On the other hand, De Caires says there are signs the government is working toward legalisation. For instance, he says that the ministry of agriculture has appointed an official to handle the issue. De Caires says the movement views this very favourably—a step in the right direction.
Meanwhile, the chairman said plans to establish a co-operative, whereby farmers would come together to sell their crops, is coming along well. He says the first draft of by-laws is in place but some necessary amendments need to be made. After that, the next step would be to register the co-operative. De Caires indicated that assistance is being provided in that regard by the co-operative department in the Ministry of Agriculture.
Following registration, the plan is to begin a membership drive that will target persons who are presently making a living out of marijuana, whether they are planters or sellers. “The co-operative’s intention is to protect these people’s livelihoods. We hope to get it registered at least by the middle of next month, if not earlier.”
A national education programme is also in the works. The chairman says that a meeting is scheduled for next week when, hopefully, they
will dialogue with representatives from the Attorney General’s Chambers, the Bureau of Standards, and the Agriculture and Social Development Ministries. De Caires says the programme will target school children, the police, and also the public at large.

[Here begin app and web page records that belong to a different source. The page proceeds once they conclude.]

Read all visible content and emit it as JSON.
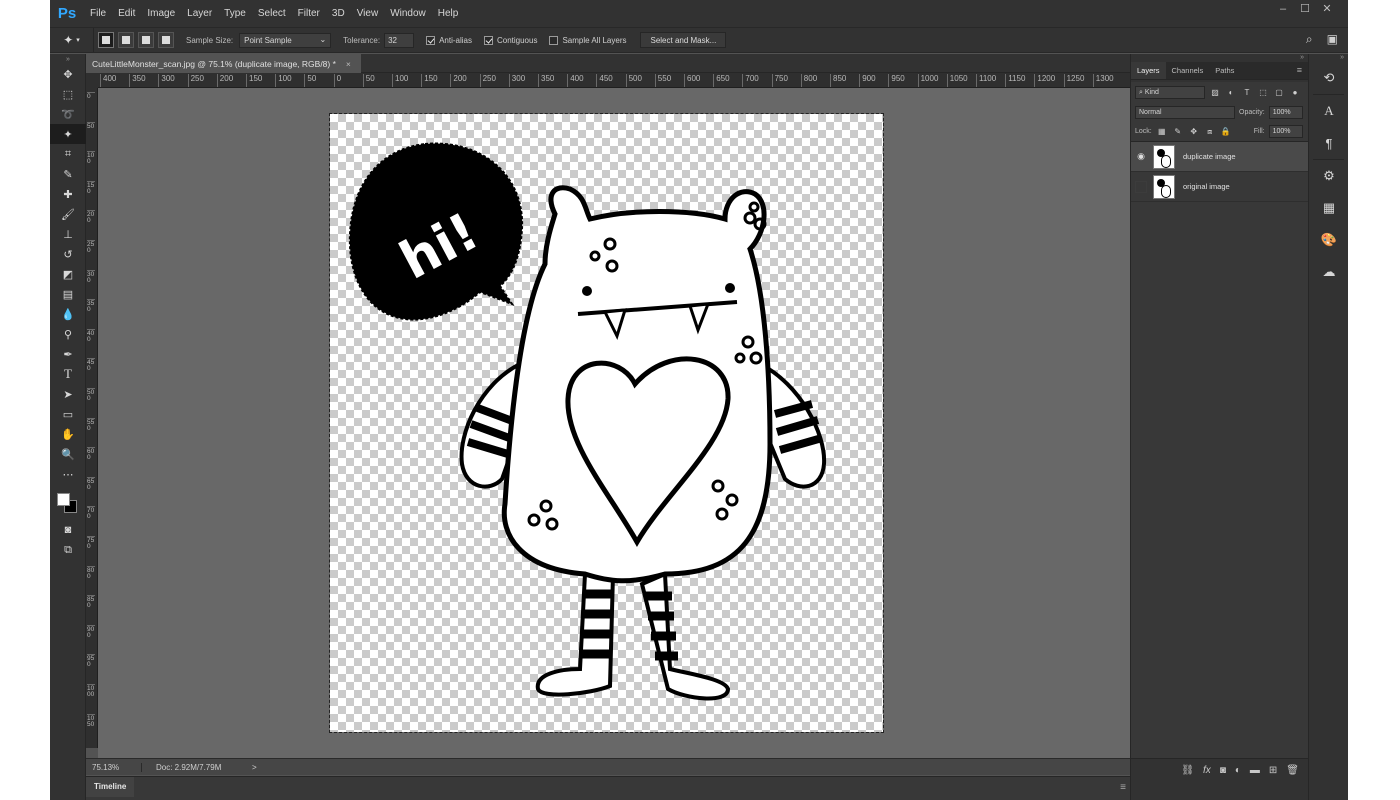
{
  "app": {
    "logo": "Ps",
    "menu": [
      "File",
      "Edit",
      "Image",
      "Layer",
      "Type",
      "Select",
      "Filter",
      "3D",
      "View",
      "Window",
      "Help"
    ],
    "window_controls": [
      "–",
      "☐",
      "✕"
    ]
  },
  "options_bar": {
    "sample_size_label": "Sample Size:",
    "sample_size_value": "Point Sample",
    "tolerance_label": "Tolerance:",
    "tolerance_value": "32",
    "anti_alias_label": "Anti-alias",
    "anti_alias_checked": true,
    "contiguous_label": "Contiguous",
    "contiguous_checked": true,
    "sample_all_label": "Sample All Layers",
    "sample_all_checked": false,
    "select_mask_label": "Select and Mask..."
  },
  "document": {
    "tab_title": "CuteLittleMonster_scan.jpg @ 75.1% (duplicate image, RGB/8) *",
    "close": "×",
    "speech_text": "hi!"
  },
  "rulers": {
    "horizontal": [
      "400",
      "350",
      "300",
      "250",
      "200",
      "150",
      "100",
      "50",
      "0",
      "50",
      "100",
      "150",
      "200",
      "250",
      "300",
      "350",
      "400",
      "450",
      "500",
      "550",
      "600",
      "650",
      "700",
      "750",
      "800",
      "850",
      "900",
      "950",
      "1000",
      "1050",
      "1100",
      "1150",
      "1200",
      "1250",
      "1300"
    ],
    "vertical": [
      "0",
      "50",
      "100",
      "150",
      "200",
      "250",
      "300",
      "350",
      "400",
      "450",
      "500",
      "550",
      "600",
      "650",
      "700",
      "750",
      "800",
      "850",
      "900",
      "950",
      "1000",
      "1050"
    ]
  },
  "status": {
    "zoom": "75.13%",
    "doc": "Doc: 2.92M/7.79M",
    "arrow": ">"
  },
  "timeline": {
    "label": "Timeline"
  },
  "layers_panel": {
    "tabs": [
      "Layers",
      "Channels",
      "Paths"
    ],
    "filter_kind": "Kind",
    "blend_mode": "Normal",
    "opacity_label": "Opacity:",
    "opacity_value": "100%",
    "lock_label": "Lock:",
    "fill_label": "Fill:",
    "fill_value": "100%",
    "layers": [
      {
        "name": "duplicate image",
        "visible": true,
        "selected": true
      },
      {
        "name": "original image",
        "visible": false,
        "selected": false
      }
    ]
  }
}
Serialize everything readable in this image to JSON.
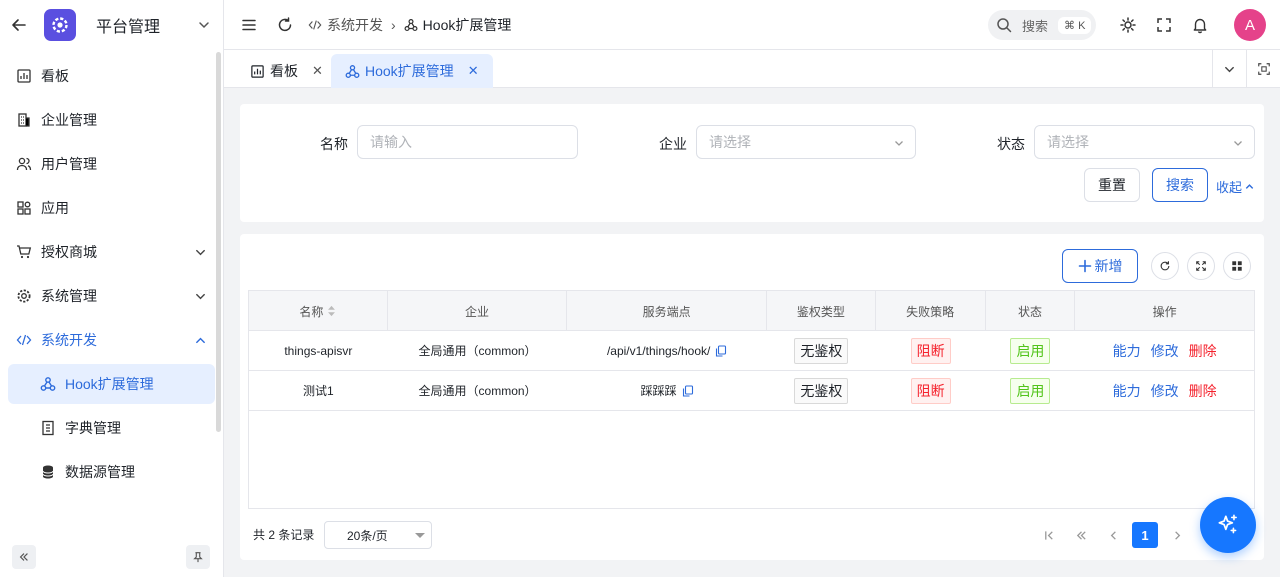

Meanwhile, recommendations presented by the St. Kitts & Nevis (National) Marijuana Commission for use of marijuana were this week accepted by that country’s government.